Work instruction:
For every line in the data below that contains "value", copy the line.

= Beginning of Section =

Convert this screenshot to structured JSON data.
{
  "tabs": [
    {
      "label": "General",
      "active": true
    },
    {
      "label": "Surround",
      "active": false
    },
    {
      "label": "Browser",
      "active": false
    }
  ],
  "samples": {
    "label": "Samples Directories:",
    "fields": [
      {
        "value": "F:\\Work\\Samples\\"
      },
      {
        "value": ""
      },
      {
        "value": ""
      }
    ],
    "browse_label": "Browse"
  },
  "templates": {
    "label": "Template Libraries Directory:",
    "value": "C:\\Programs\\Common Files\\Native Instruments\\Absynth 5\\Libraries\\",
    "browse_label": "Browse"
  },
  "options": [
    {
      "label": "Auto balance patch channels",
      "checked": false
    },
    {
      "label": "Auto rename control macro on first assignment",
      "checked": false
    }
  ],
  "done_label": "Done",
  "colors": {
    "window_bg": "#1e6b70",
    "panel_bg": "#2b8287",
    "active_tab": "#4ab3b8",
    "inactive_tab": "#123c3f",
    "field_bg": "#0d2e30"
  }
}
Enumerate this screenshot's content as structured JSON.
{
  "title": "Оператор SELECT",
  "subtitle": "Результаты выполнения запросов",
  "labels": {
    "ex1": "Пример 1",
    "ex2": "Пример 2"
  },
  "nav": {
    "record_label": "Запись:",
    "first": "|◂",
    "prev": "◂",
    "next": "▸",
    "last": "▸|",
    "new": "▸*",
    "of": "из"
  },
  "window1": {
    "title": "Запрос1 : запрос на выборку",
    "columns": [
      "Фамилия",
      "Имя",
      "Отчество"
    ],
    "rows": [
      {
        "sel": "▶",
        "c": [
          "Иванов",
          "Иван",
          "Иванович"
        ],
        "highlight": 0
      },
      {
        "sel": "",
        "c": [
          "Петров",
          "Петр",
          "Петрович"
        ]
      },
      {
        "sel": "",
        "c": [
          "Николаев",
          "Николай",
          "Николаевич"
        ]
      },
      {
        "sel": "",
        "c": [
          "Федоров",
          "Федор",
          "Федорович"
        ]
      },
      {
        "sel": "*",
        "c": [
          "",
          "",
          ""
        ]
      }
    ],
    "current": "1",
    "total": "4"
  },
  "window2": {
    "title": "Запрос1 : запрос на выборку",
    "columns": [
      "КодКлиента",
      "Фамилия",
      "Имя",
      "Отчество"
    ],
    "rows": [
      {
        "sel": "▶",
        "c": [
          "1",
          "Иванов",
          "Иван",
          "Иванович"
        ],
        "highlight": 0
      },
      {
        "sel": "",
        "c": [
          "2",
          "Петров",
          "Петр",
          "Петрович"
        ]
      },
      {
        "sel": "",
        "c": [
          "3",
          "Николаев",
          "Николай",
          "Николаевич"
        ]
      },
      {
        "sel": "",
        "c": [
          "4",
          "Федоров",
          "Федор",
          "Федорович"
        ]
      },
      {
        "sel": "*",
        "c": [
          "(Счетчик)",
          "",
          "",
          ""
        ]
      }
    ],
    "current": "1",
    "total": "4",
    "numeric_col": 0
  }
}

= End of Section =

Reply:
        "value": "F:\\Work\\Samples\\"
        "value": ""
        "value": ""
    "value": "C:\\Programs\\Common Files\\Native Instruments\\Absynth 5\\Libraries\\",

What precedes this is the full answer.